Micro front end architecture is a design pattern in which front end application is split into multiple individual micro applications and working loosely coupled together. The concept is vaguely is inspired from microservices.
Industry have been using monolithic architecture around until 2010 for almost all application which runs on server less environment since day one. Micro-frontends became a big trending topic circa 2020.
Typical web app architecture evolution from 2010 to 2020
Next logical web app architecture evolution: micro-frontends
What is micro front end architecture?
- It is possible to split the features to different application and merge them later in the runtime for the ease of development instead of accommodating every feature into a monolith application
- Dedicated teams can be assigned to each features of the same application and they can work indecently
- Easy coupling and decoupling of features from the monolith application
Advantages of MFE architecture
- Micro-frontends removes the last blocker allowing developers to move from “single threaded” to “multi-threaded” development and delivery processes
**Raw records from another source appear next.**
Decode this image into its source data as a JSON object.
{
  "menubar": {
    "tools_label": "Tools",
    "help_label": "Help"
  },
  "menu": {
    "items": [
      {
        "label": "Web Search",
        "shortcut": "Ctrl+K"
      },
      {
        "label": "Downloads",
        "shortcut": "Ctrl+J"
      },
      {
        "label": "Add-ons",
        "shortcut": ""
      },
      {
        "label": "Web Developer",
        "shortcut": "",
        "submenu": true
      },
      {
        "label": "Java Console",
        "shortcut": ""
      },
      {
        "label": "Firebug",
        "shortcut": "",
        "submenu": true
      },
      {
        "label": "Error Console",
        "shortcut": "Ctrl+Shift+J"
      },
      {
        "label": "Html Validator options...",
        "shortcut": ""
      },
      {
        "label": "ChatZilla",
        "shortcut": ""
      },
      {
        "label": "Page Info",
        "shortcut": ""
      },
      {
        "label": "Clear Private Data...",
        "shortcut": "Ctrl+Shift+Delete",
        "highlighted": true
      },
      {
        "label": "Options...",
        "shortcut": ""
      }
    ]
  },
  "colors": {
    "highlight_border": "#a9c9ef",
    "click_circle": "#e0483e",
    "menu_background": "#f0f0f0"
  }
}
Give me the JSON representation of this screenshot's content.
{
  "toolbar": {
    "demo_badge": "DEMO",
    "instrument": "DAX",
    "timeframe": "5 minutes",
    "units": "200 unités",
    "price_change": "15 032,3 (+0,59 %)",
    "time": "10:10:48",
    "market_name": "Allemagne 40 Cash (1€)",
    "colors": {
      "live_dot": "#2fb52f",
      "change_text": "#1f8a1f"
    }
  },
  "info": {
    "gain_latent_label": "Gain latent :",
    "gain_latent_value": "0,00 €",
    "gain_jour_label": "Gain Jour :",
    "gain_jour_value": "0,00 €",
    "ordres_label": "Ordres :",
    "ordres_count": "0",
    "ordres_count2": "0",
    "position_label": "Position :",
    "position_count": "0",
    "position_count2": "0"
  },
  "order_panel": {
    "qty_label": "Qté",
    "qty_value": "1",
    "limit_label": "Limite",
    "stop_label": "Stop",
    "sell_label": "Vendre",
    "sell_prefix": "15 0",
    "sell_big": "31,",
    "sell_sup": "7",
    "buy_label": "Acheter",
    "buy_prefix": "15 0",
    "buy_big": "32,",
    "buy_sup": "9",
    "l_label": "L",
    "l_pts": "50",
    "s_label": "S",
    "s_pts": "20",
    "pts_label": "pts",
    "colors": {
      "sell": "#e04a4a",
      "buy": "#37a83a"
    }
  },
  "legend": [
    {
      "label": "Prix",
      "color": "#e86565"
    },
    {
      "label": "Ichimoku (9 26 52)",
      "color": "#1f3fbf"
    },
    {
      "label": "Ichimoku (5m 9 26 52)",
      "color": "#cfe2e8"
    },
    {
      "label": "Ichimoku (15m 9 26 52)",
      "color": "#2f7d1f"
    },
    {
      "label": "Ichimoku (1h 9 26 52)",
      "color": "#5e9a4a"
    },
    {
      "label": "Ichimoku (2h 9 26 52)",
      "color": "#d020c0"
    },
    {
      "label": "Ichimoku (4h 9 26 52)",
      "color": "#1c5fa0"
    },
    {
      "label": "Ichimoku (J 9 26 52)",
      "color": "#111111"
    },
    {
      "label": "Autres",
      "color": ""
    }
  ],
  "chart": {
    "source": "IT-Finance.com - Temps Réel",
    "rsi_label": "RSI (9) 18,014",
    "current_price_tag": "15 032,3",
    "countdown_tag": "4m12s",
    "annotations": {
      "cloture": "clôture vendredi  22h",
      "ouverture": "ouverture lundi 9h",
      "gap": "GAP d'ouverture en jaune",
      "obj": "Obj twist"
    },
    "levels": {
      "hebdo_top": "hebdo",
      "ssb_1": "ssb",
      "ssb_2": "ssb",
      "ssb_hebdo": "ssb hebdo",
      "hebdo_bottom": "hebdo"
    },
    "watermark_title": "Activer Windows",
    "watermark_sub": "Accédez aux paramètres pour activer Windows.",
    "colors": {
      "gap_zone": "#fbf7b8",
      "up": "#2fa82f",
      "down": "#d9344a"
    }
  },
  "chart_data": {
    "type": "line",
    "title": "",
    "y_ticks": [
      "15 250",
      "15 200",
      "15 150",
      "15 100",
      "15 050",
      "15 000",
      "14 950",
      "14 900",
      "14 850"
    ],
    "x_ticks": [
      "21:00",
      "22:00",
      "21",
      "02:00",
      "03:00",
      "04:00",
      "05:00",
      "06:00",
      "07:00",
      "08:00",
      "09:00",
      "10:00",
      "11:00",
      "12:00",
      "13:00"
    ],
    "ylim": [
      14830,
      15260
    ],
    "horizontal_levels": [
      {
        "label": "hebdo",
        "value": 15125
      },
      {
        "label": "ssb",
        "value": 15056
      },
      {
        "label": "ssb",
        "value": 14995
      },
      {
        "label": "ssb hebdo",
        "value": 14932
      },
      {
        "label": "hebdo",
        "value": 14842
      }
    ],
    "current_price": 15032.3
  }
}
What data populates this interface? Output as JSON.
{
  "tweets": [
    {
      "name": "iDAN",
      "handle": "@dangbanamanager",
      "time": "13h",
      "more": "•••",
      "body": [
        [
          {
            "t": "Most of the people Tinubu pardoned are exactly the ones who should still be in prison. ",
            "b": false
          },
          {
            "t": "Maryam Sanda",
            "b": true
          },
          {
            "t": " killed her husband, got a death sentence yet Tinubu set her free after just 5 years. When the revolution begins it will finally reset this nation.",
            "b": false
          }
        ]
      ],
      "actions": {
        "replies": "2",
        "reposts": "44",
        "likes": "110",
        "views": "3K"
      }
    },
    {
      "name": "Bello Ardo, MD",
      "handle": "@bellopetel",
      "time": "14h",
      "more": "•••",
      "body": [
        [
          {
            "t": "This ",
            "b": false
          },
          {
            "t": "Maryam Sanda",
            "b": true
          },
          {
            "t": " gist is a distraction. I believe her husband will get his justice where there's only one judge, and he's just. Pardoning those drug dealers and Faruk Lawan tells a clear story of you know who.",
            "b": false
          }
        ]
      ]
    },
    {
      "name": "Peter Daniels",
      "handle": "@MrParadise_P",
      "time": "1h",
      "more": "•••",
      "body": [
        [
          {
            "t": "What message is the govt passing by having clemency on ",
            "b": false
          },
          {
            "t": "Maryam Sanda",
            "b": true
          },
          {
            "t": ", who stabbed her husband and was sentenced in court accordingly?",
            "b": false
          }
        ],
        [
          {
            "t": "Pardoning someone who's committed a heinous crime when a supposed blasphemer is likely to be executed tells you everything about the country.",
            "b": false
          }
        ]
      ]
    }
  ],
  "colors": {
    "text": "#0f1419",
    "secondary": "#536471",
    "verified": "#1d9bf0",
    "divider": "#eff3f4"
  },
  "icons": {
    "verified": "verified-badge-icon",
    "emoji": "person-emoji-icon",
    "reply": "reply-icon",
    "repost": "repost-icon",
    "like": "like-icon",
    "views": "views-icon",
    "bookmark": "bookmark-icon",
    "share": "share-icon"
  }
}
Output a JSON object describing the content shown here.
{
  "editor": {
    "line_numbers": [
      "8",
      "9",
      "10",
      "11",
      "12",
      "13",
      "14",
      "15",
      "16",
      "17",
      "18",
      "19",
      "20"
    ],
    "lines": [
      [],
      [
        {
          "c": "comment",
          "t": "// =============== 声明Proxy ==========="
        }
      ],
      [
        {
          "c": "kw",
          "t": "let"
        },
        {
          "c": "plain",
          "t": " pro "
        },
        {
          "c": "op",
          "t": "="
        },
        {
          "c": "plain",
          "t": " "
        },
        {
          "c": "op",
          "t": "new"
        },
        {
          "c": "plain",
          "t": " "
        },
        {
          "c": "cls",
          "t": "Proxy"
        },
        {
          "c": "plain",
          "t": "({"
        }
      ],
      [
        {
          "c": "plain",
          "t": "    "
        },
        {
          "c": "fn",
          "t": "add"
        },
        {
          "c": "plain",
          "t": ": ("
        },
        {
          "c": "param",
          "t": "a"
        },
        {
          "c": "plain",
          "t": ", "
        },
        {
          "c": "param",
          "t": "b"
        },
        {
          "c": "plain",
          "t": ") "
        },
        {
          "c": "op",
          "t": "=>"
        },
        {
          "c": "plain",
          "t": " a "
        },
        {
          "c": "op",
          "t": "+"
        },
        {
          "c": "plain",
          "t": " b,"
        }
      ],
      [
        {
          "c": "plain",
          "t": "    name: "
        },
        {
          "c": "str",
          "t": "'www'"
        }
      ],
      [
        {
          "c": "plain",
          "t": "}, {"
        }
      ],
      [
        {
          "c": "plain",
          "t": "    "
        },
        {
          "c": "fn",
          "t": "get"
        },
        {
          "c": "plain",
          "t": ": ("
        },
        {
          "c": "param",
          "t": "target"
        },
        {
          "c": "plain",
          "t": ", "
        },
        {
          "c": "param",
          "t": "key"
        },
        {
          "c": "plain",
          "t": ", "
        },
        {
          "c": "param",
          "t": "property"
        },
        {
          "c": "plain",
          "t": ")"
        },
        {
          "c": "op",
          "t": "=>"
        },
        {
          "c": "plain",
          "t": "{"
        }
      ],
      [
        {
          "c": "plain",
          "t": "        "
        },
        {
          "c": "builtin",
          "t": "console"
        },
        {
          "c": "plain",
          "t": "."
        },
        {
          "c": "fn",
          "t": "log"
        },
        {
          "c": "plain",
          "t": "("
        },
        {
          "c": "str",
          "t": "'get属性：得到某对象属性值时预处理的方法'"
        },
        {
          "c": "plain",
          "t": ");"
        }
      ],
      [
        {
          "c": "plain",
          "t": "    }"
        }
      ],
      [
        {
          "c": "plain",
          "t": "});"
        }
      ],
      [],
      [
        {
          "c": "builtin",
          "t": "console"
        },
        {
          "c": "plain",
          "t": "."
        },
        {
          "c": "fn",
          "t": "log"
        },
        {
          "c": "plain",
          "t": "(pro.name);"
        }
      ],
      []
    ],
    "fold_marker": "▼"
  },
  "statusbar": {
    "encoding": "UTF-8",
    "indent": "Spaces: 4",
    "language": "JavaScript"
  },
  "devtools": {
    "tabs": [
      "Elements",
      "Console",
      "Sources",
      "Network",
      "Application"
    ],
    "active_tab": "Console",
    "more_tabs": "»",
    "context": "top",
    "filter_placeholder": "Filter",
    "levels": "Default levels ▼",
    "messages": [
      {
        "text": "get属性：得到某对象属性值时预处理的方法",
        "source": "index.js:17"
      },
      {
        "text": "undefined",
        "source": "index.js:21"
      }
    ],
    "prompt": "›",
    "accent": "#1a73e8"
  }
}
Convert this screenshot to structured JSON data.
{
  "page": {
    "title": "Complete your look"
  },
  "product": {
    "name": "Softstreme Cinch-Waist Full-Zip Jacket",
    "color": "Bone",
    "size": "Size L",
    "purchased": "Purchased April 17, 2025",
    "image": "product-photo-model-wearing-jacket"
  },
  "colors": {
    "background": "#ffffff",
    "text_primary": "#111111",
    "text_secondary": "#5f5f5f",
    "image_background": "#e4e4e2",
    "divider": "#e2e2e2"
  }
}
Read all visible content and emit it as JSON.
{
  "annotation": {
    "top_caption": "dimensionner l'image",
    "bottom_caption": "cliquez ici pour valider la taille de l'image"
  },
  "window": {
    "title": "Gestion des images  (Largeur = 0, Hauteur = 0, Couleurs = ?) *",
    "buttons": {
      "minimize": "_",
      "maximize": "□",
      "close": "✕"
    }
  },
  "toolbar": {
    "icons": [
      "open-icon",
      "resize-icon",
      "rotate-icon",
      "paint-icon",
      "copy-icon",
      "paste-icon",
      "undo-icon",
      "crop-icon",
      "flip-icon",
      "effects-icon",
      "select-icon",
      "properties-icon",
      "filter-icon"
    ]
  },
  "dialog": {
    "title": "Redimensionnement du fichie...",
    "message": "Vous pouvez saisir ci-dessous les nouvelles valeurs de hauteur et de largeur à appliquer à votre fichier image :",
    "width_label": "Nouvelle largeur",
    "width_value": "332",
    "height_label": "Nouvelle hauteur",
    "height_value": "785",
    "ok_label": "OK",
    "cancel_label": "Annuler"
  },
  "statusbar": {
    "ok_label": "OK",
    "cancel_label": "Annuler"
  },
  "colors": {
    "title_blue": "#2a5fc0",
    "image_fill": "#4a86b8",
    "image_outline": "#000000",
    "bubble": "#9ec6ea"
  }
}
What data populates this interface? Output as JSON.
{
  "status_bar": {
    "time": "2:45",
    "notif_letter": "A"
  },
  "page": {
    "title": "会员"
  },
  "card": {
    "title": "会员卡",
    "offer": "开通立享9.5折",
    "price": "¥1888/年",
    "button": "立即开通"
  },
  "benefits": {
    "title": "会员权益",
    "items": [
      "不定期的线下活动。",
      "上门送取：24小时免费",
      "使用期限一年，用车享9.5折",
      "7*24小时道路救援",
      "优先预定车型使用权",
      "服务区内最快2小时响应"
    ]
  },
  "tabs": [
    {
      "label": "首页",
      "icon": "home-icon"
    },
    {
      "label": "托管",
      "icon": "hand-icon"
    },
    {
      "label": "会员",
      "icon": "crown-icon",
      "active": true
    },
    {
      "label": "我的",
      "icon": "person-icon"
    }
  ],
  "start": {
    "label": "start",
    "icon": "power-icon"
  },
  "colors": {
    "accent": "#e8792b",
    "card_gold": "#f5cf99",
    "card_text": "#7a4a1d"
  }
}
- Moreover, micro-frontends offer an overall better end user experience with smaller optimized bundle sizes because of shared modules and dependencies, lazy-loaded on demand
- A micro-frontends approach is a win/win situation for the developer and the end-user
How to implement MFE
- Multiple option to replicate same behavior to different apps
- Using Iframes
- Using Npm packages
- Using Edge Side Includes (ESI) is a simple markup language used to define web page components for dynamic assembly and delivery of web applications at the edges of the Internet.
- Using Module Federation
What is Module Federation?
- Extension of webpack. More like an interface
- In the process, sharing dependencies, if an application consuming a federated module does not have a dependency needed by the federated code — Webpack will download the missing dependency from that federated build origin
- Federated code can always load its dependencies but will attempt to use the consumers’ dependencies before downloading more payload.
- Less code duplication, dependency sharing just like a monolithic Webpack build
Features of Module Federation
- Smaller bundle size
- Sharing single instance of the class in both shell and remote
- Option to load modules from remote apps
- Lazy loading feature for modules
- Option to load components from remote apps
- Option to dynamically assign input and output variables to integrated component
- A Webpack build that is initialized first during a page load (when the onLoad event is triggered)
- Another Webpack build, where part of it is being consumed by a “host”
- When a bundle or Webpack build can work as a host or as a remote. Either consuming other applications or being consumed by others — at runtime
- Hosts themselves don’t know if they are host or remote on startup
- Any application that’s loaded first, becomes a host — as you change routes and move through an application, loading federated modules in the same way you would implement dynamic imports.
- However if you were to refresh the page, whatever application first starts on that load, becomes a host.